The set of features developed by Google aiming at making it easier to search and find should be helpful for most people. But according to Google’s official guide, “sometimes Google helps out a little too much” and you need to know how to fix that.
Let me first clarify in which cases you may have trouble getting Google to search for what you exactly want:
What To Fix:
1. Google’s Spell-Checking Feature
Google treats spell-checking errors:
- You may be suggested the proper spelling (but you will be lucky enough to see the search results for the original (misspelled) keyword you entered). This happens when too many people misspell the word, so Google starts thinking the spelling might still be valid;
- You may be suggested the proper spelling (and you will see the search results for that “correct” spelling no matter what you have typed in the search box).
2. Google’s Phrase Versus “Oneword” Search
It is somehow related to the above one (as Google should be considering it an error) and I fight with it almost on a daily basis. Whenever you type the phrase as one word (when, for example, you are searching for a service name), Google would search for the phrase instead.

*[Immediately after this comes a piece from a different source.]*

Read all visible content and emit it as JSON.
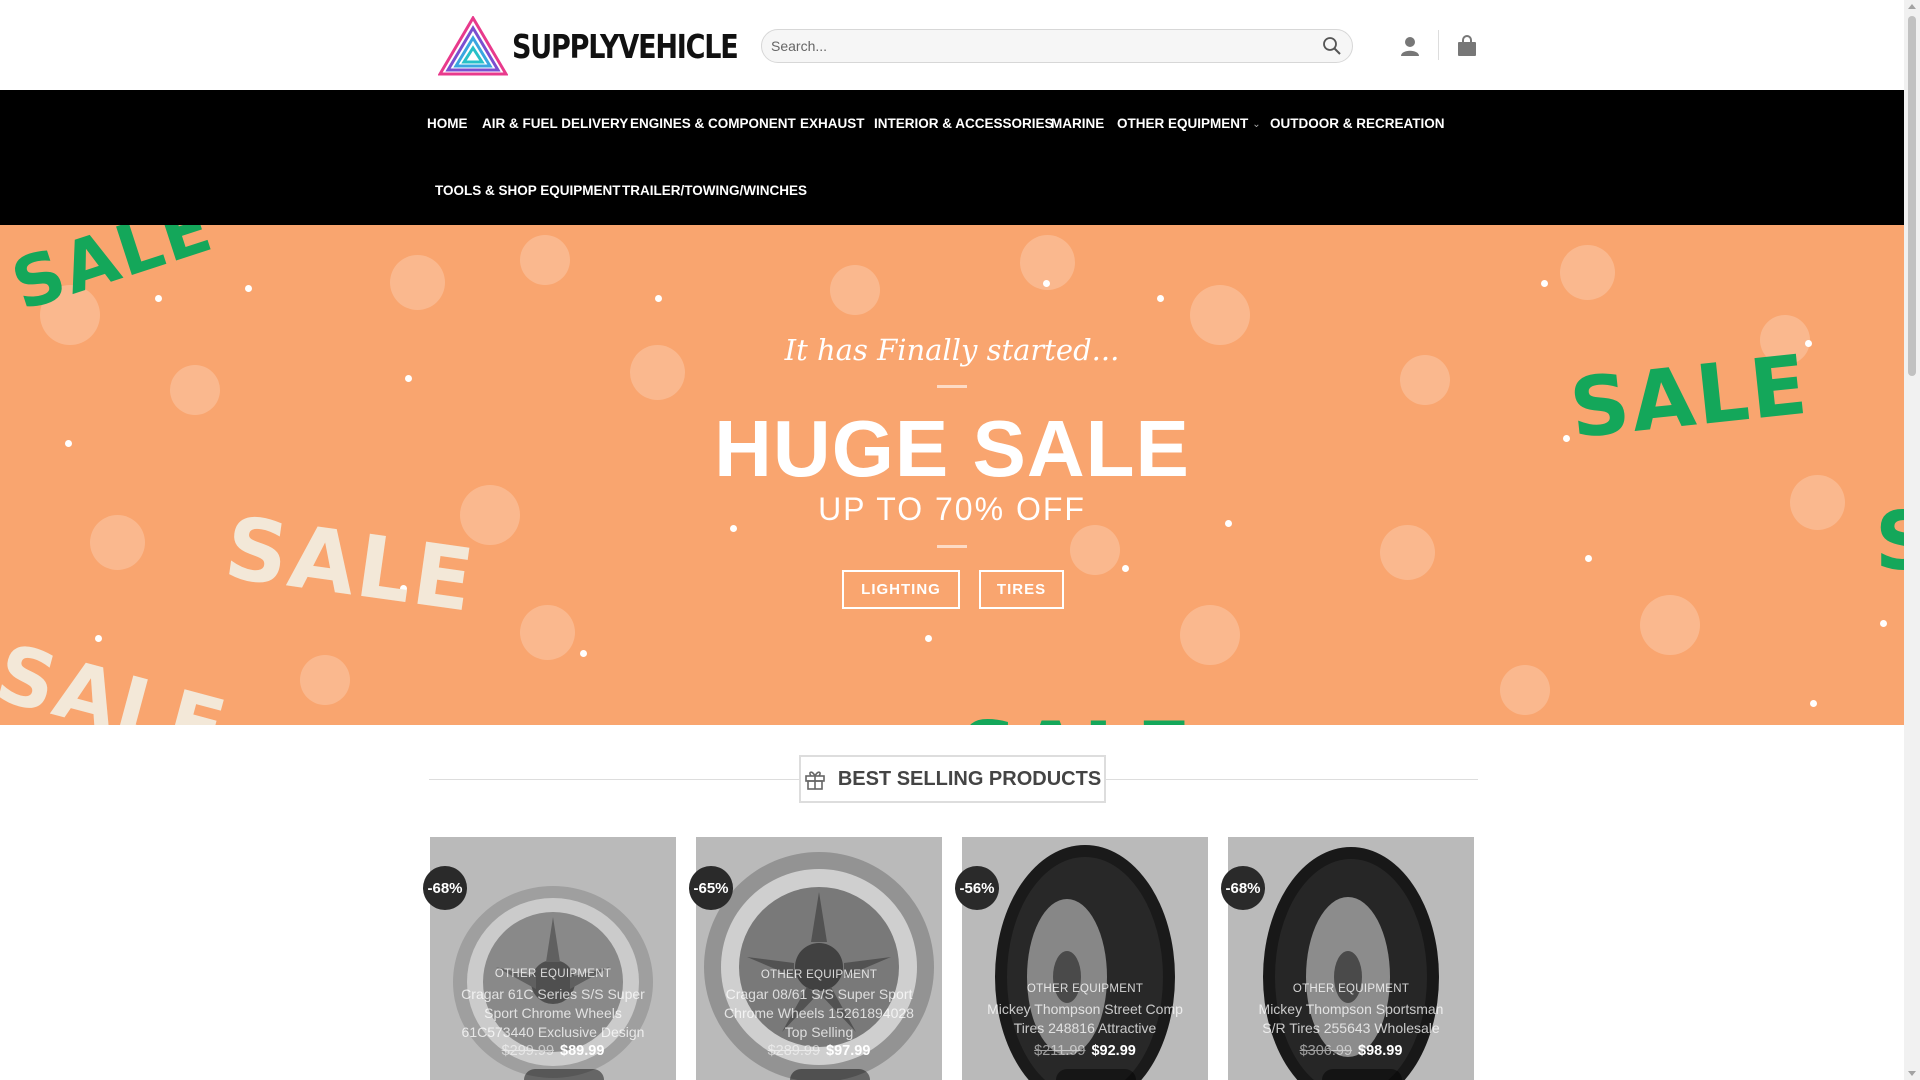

For example, I was recently trying to search for the articles related to OneLook (which is a direct and reverse definition search). Yes, I got a few results related to the service but most were dedicated to the phrase:
3. Google Synonym Search
Some time ago Google started quietly showing and bolding synonyms in its search results:
Most of the time, you probably don’t notice when your search involves synonyms, because it happens behind the scenes. However, our measurements show that synonyms affect 70 percent of user searches across the more than 100 languages Google supports.
They do confirm that their synonym search algorithm isn’t perfect and there are “bad” synonyms returned. The reason is easy to understand: it is too hard to teach the machine to understand the natural language.
While Google does its best to refine the system and the underlying algorithm, some irritating cases still happen. The example is [google ads] search that exclusively focuses on “Google Adwords” in search results (which are similar but still different concepts: Adsense is the system while ads are the actual advertisements served):
So How Do I Fix That?
There are two common fixes to the three aforementioned issues. Here’s how:
1. + (used before the keyword) operator forces Google to stick to the exact match in search results: no error fixing or synonyms:
Google employs synonyms automatically, so that it finds pages that mention, for example, childcare for the query [ child care ] (with a space), or California history for the query [ ca history ]. But sometimes Google helps out a little too much and gives you a synonym when you don’t really want it. By attaching a + immediately before a word (remember, don’t add a space after the +), you are telling Google to match that word precisely as you typed it. Putting double quotes around a single word will do the same thing.
2. “” (used for “phrase search”) works like the above one but should be used when you want Google to search for the exact phrase (stick to each word in the phrase and their exact sequence):
By putting double quotes around a set of words, you are telling Google to consider the exact words in that exact order without any change.
(note: in this case, the + operator would also help: [dr +robon]
Do you ever have trouble finding something in Google? Please let us know in the comments and we will try to find the fix together!